But the real problem, he says, is a dire shortage of nurses and other health workers.

Sanford Medical Center in Hillsborough was short of two registered nurses for nine months and relied on costly temporary nurses, McTaggart said.

Senator Tim Matern, a Fargo Democrat, asked McTaggart, “If we gave you $100,000, would you do it?”

“Not without my staff,” MacTaggart replied.

Rep. John Nelson, R-Rugby, the committee’s interim chairman, said he believed the goal was to call on critical access hospitals to stabilize acute mental illness patients rather than provide inpatient mental health services.

Both McTaggart and Vichito denied the allegations made in the consultant’s report that rural hospitals were “dumping” mentally ill patients.

“We don’t abandon these patients,” Vichito said. “They are dumped on us.”

If a judge does not order treatment, McTaggart said, patients may refuse treatment, which can sometimes be presented as dumping.

01XX21.N.FF.RURALVACCINE.04.jpg

Jake MacTaggert is an administrator at Sanford Hillsborough Medical Center. David Samson / Forum

The committee, which has received many recommendations to expand telemedicine services to make care affordable in rural areas, heard from Integrated Telehealth Partners, a firm that provides mental health assessment and follow-up services for emergency departments at 65 Iowa hospitals, including 59 critical access hospitals. .

The average response time is 68 minutes and the average evaluation time is 47 minutes, Doug Wilson, the firm’s founder and president, told lawmakers.

When Integrated Telehealth Partners started, 70% of patients with mental illness admitted to emergency departments were hospitalized when Integrated Telehealth Partners started, he says, a figure that fell below 50% when the firm began working with hospitals.

The firm also provides services to prisons. The Committee was told that prisons large and small in North Dakota are struggling to cope with inmates suffering from mental illness.

Integrated Telehealth Partners provides mental health services to prisons, with appointments available seven days a week, with new appointments within three days. Urgent appointments are available 24 hours a day, seven days a week, Wilson said.

Numerous studies have shown that telehealth mental health services deliver results equivalent to face-to-face care, he says.

Pamela Sugness, director of mental health for the North Dakota Department of Human Services, presented the committee with a list of proposals in response to recommendations in a Renee Schulte Consulting report that evaluated the state’s mental health services for the committee.

These offerings include support for:
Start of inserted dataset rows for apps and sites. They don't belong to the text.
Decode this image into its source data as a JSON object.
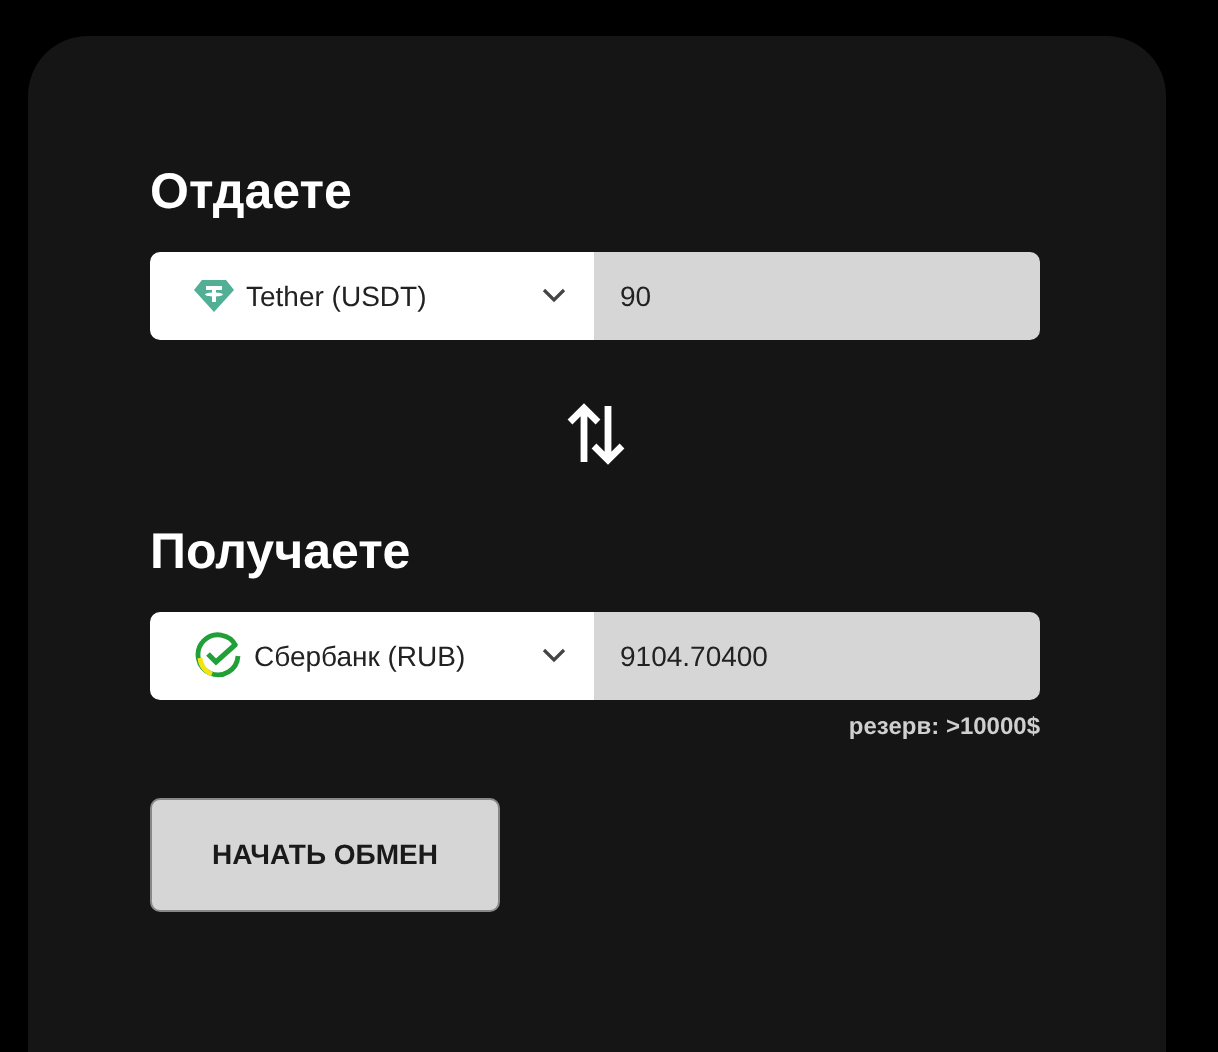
{
  "sections": [
    {
      "heading": "Отдаете",
      "currency": {
        "kind": "tether",
        "label": "Tether (USDT)"
      },
      "amount": "90"
    },
    {
      "heading": "Получаете",
      "currency": {
        "kind": "sber",
        "label": "Сбербанк (RUB)"
      },
      "amount": "9104.70400",
      "reserve": "резерв: >10000$"
    }
  ],
  "button": "НАЧАТЬ ОБМЕН"
}
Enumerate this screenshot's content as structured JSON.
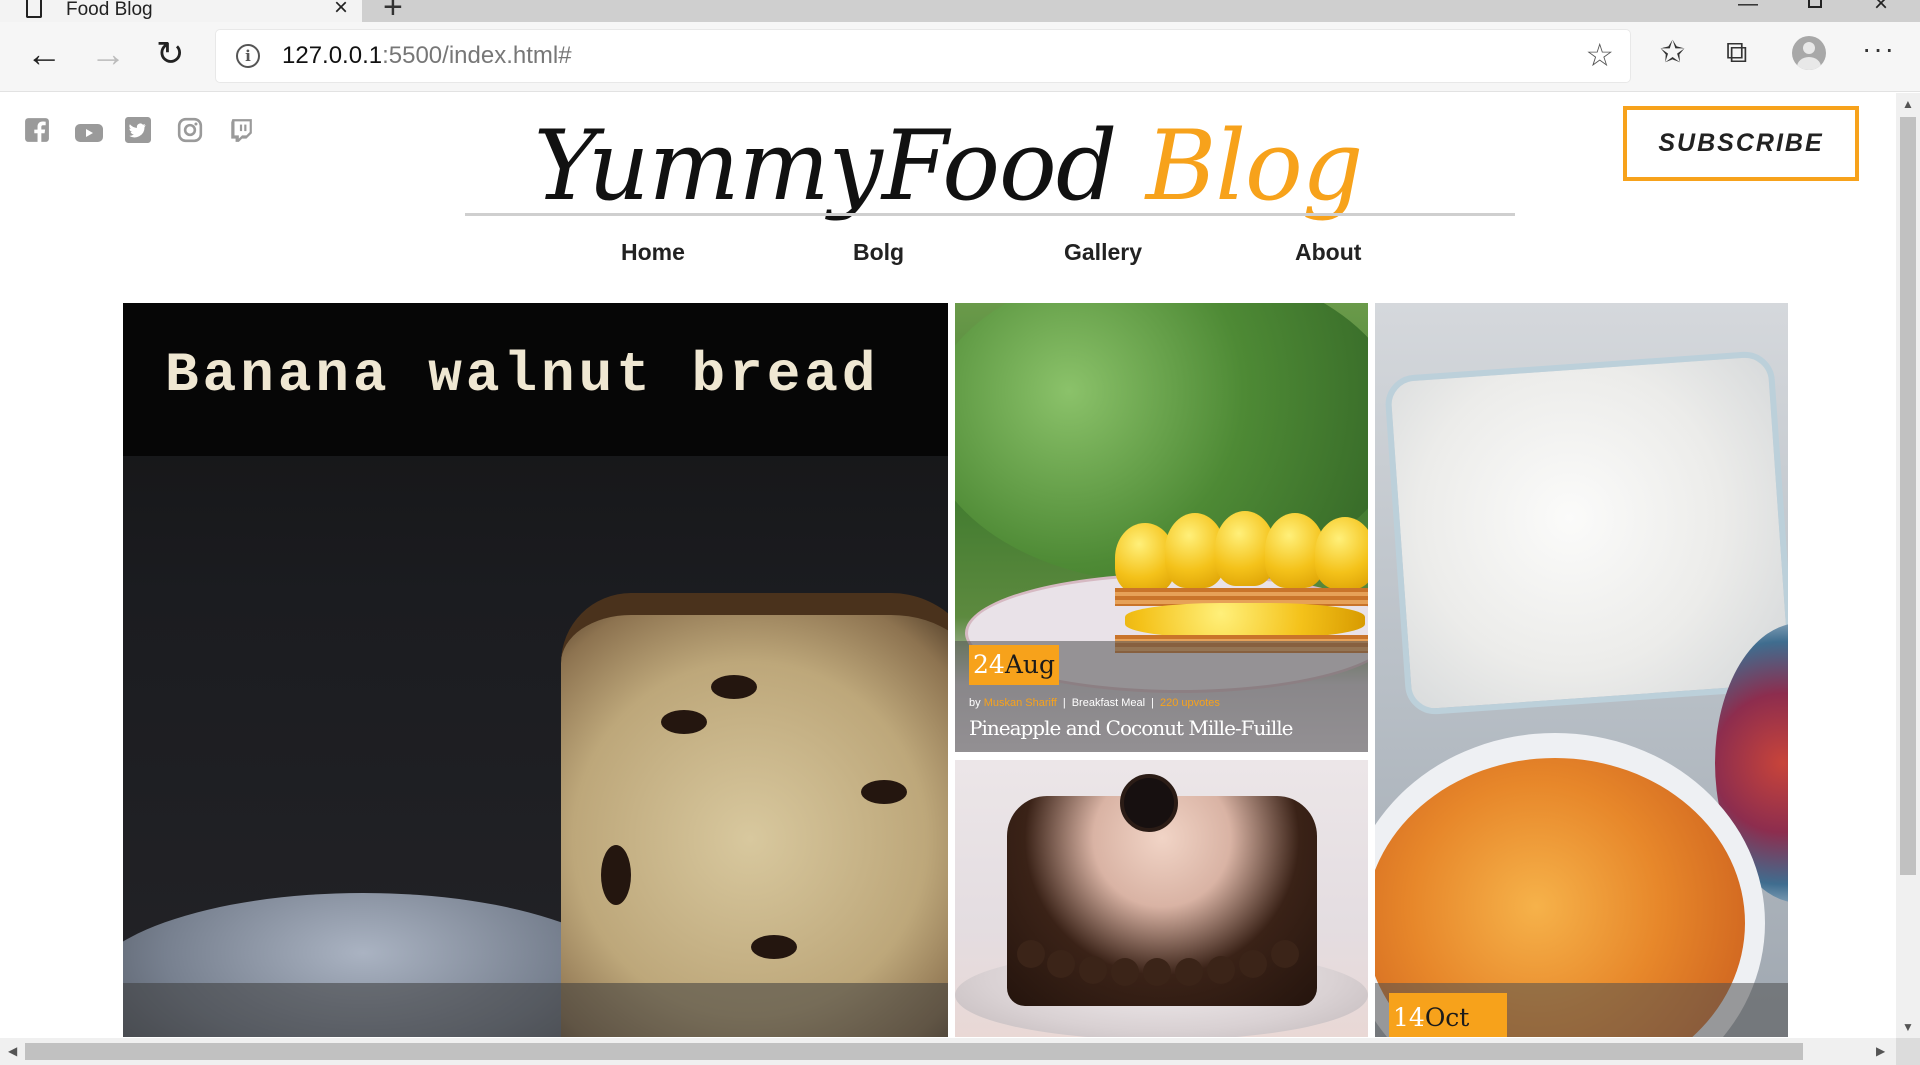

  • A new public hospital in Jamestown with 75–85 beds and a revised mission for the public hospital that will no longer provide mental health services in Jamestown and Devils Lake. Instead, the state will look for local partners to take on this role.
  • Treatment of drug addiction at the place of residence outside the State Hospital.
  • Demolition money is no longer needed on the Public Hospital campus.
  • Expanding treatment for substance use disorders in rural areas.
  • Expansion of crisis stabilization services, including the delivery of electronic tablets to prisons for telemedicine consultations on the care of mentally ill prisoners.
  • Increase financial accountability and budget transparency so that officials can better understand how mental health care funds are being spent.
  • Reducing staffing barriers in behavioral health care.

Sen. Cathy Hogan, D-Fargo, said clarifying the mission of the public hospital will be important when designing the new hospital. Basic questions need to be answered, including: “Do we really need a children’s ward in a public hospital?”
Nelson said mental health services for teens are a priority. “We are aware of the gaps in services for teenagers,” he said. “This is something we need to do sooner rather than later.”
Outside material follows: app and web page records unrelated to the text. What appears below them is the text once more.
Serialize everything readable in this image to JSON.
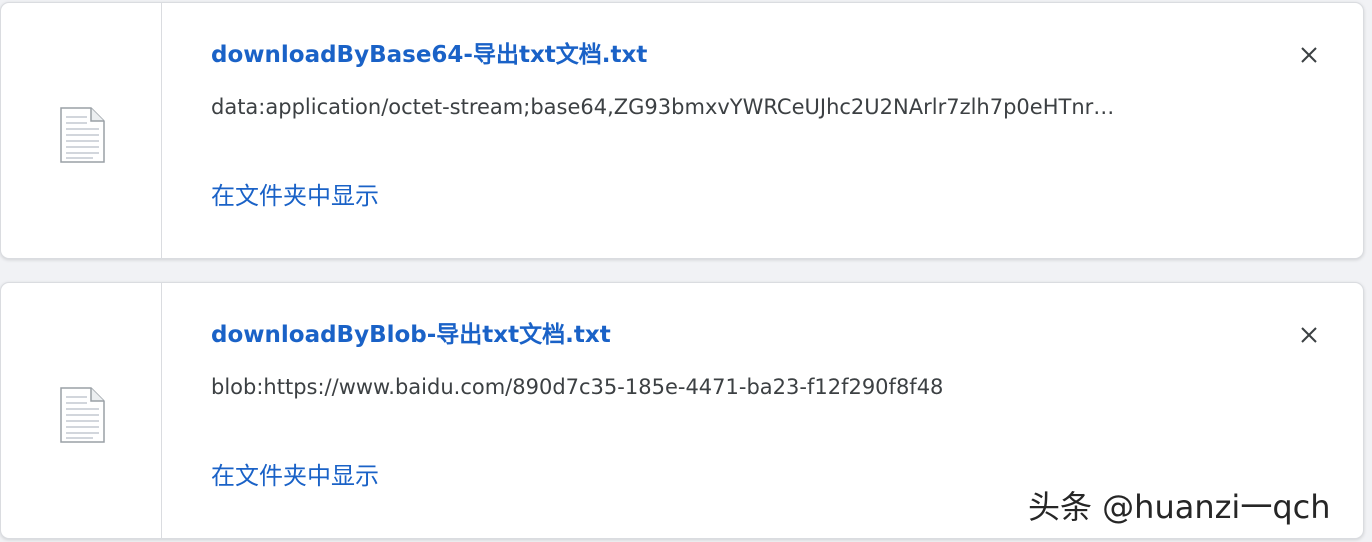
{
  "downloads": [
    {
      "file_name": "downloadByBase64-导出txt文档.txt",
      "url": "data:application/octet-stream;base64,ZG93bmxvYWRCeUJhc2U2NArlr7zlh7p0eHTnr…",
      "action_label": "在文件夹中显示",
      "file_icon": "text-file-icon",
      "close_icon": "close-icon"
    },
    {
      "file_name": "downloadByBlob-导出txt文档.txt",
      "url": "blob:https://www.baidu.com/890d7c35-185e-4471-ba23-f12f290f8f48",
      "action_label": "在文件夹中显示",
      "file_icon": "text-file-icon",
      "close_icon": "close-icon"
    }
  ],
  "watermark": "头条 @huanzi一qch",
  "colors": {
    "link": "#1a62c7",
    "url_text": "#3c4043",
    "page_background": "#f1f2f5",
    "card_border": "#dadce0"
  }
}
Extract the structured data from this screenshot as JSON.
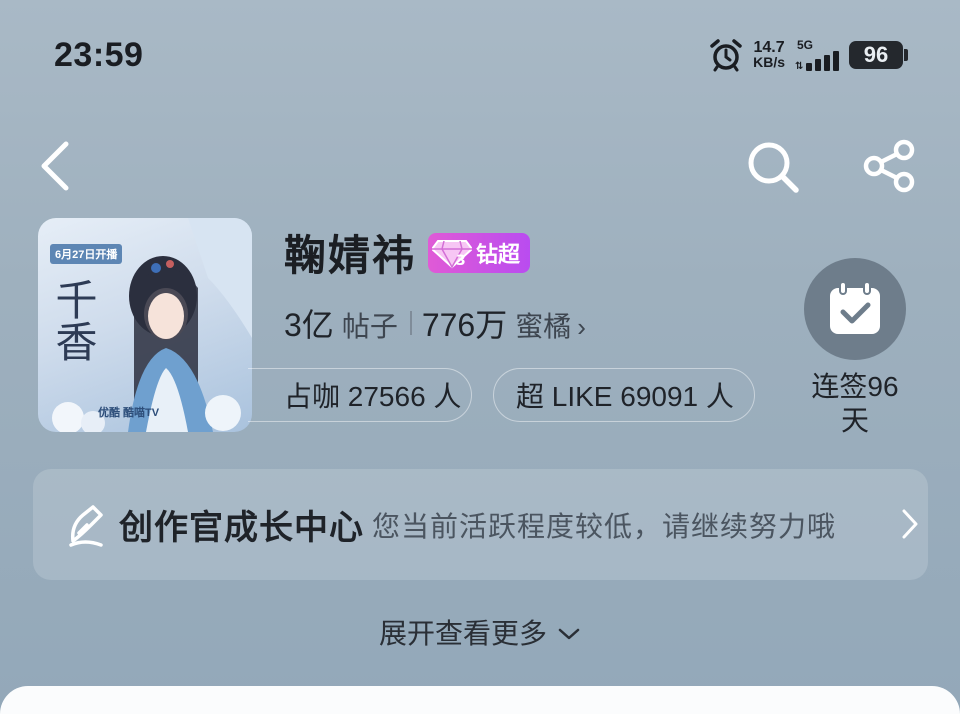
{
  "status_bar": {
    "time": "23:59",
    "net_speed_value": "14.7",
    "net_speed_unit": "KB/s",
    "network_type": "5G",
    "battery": "96"
  },
  "cover": {
    "date_badge": "6月27日开播",
    "calligraphy": "千香",
    "brands": "优酷  酷喵TV"
  },
  "header": {
    "title": "鞠婧祎",
    "badge_label": "钻超",
    "badge_level": "3"
  },
  "stats": {
    "posts_value": "3亿",
    "posts_label": "帖子",
    "fans_value": "776万",
    "fans_label": "蜜橘",
    "chevron": "›"
  },
  "pills": {
    "checkin_count": "占咖 27566 人",
    "super_like": "超 LIKE 69091 人"
  },
  "checkin": {
    "label": "连签96天"
  },
  "creator_center": {
    "title": "创作官成长中心",
    "subtitle": "您当前活跃程度较低，请继续努力哦"
  },
  "expand": {
    "label": "展开查看更多"
  },
  "icons": {
    "back": "back-arrow-icon",
    "search": "search-icon",
    "share": "share-icon",
    "alarm": "alarm-icon",
    "calendar_check": "calendar-check-icon",
    "creator": "creator-pen-icon",
    "expand": "chevron-down-icon"
  },
  "colors": {
    "badge_start": "#e05ad6",
    "badge_end": "#b94cf0",
    "background_top": "#a9b9c6",
    "background_bottom": "#93a8b9"
  }
}
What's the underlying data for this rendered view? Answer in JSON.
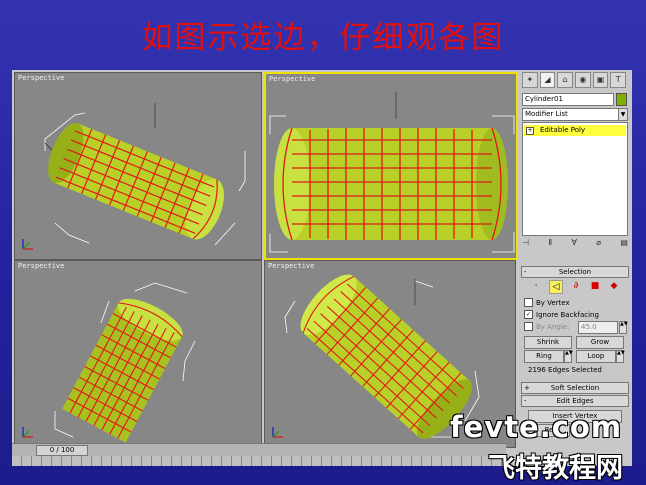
{
  "slide": {
    "title": "如图示选边，仔细观各图"
  },
  "viewports": [
    {
      "label": "Perspective"
    },
    {
      "label": "Perspective"
    },
    {
      "label": "Perspective"
    },
    {
      "label": "Perspective"
    }
  ],
  "command_panel": {
    "tab_icons": [
      "create-icon",
      "modify-icon",
      "hierarchy-icon",
      "motion-icon",
      "display-icon",
      "utilities-icon"
    ],
    "object_name": "Cylinder01",
    "object_color": "#7fb000",
    "modifier_list": "Modifier List",
    "stack_item": "Editable Poly",
    "selection": {
      "title": "Selection",
      "by_vertex": "By Vertex",
      "ignore_backfacing": "Ignore Backfacing",
      "ignore_backfacing_checked": true,
      "by_angle": "By Angle:",
      "angle_value": "45.0",
      "shrink": "Shrink",
      "grow": "Grow",
      "ring": "Ring",
      "loop": "Loop",
      "status": "2196 Edges Selected"
    },
    "soft_selection": "Soft Selection",
    "edit_edges": "Edit Edges",
    "insert_vertex": "Insert Vertex",
    "remove_partial": "Re"
  },
  "timeline": {
    "slider": "0 / 100"
  },
  "watermark": {
    "line1": "fevte.com",
    "line2": "飞特教程网"
  },
  "colors": {
    "slide_bg": "#2a2a9a",
    "title": "#e01010",
    "mesh": "#b8d028",
    "edges": "#e01818",
    "active_border": "#f0e000"
  }
}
Talk of a new public hospital should not overshadow the need for more programs, Matern said, which prompted Sagness to agree.
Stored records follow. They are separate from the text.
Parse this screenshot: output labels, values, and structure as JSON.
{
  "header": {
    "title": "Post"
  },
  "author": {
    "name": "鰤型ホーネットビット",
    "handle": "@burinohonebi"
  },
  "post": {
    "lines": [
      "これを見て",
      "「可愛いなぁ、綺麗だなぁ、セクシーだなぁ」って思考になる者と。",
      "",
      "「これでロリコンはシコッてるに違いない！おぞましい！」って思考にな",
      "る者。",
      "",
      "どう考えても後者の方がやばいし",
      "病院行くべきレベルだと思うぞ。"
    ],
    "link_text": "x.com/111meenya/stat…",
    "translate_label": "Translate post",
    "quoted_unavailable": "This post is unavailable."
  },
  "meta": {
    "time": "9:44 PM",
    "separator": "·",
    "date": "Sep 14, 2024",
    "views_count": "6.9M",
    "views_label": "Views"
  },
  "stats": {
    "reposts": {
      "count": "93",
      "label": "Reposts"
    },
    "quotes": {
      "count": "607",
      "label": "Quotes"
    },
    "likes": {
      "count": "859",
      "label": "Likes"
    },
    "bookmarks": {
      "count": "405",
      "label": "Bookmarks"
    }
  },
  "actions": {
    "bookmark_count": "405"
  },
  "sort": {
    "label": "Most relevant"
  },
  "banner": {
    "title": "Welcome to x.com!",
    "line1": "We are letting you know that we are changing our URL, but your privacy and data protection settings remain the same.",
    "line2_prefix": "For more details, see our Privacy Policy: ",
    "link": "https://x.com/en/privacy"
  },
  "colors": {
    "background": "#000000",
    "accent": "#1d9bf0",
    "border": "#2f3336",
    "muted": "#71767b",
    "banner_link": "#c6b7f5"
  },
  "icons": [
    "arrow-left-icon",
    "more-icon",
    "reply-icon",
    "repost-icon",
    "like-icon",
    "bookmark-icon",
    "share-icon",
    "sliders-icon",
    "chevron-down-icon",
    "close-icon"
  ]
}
“I talk about prevention and early intervention all the time,” she said. “We need to keep investing sooner.”

By them

Leave a Reply

Your email address will not be published.